▶ **PROBLEM**
The required result is one figure, the count of lines below with the string "plus" in them.

▶ **ENTRIES SUPPLIED**
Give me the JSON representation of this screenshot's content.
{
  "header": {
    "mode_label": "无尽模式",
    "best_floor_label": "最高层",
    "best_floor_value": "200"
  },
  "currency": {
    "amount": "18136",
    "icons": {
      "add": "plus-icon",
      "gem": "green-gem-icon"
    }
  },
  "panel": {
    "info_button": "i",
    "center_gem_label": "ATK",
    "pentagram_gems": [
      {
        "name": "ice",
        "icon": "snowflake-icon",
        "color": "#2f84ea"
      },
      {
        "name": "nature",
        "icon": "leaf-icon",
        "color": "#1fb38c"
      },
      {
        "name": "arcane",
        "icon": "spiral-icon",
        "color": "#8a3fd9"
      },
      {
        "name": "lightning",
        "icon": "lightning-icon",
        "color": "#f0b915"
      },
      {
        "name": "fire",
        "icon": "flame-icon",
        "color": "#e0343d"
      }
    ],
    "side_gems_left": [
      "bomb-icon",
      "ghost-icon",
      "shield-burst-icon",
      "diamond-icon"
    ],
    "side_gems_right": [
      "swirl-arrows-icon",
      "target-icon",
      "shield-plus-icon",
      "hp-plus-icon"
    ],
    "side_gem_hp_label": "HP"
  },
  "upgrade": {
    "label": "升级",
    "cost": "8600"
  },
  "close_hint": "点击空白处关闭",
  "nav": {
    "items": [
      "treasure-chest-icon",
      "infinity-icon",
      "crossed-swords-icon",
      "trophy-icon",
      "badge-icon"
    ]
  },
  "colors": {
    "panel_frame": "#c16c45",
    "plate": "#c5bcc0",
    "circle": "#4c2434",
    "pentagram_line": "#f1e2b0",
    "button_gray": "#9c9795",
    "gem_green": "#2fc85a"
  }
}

▶ **REPLY**
3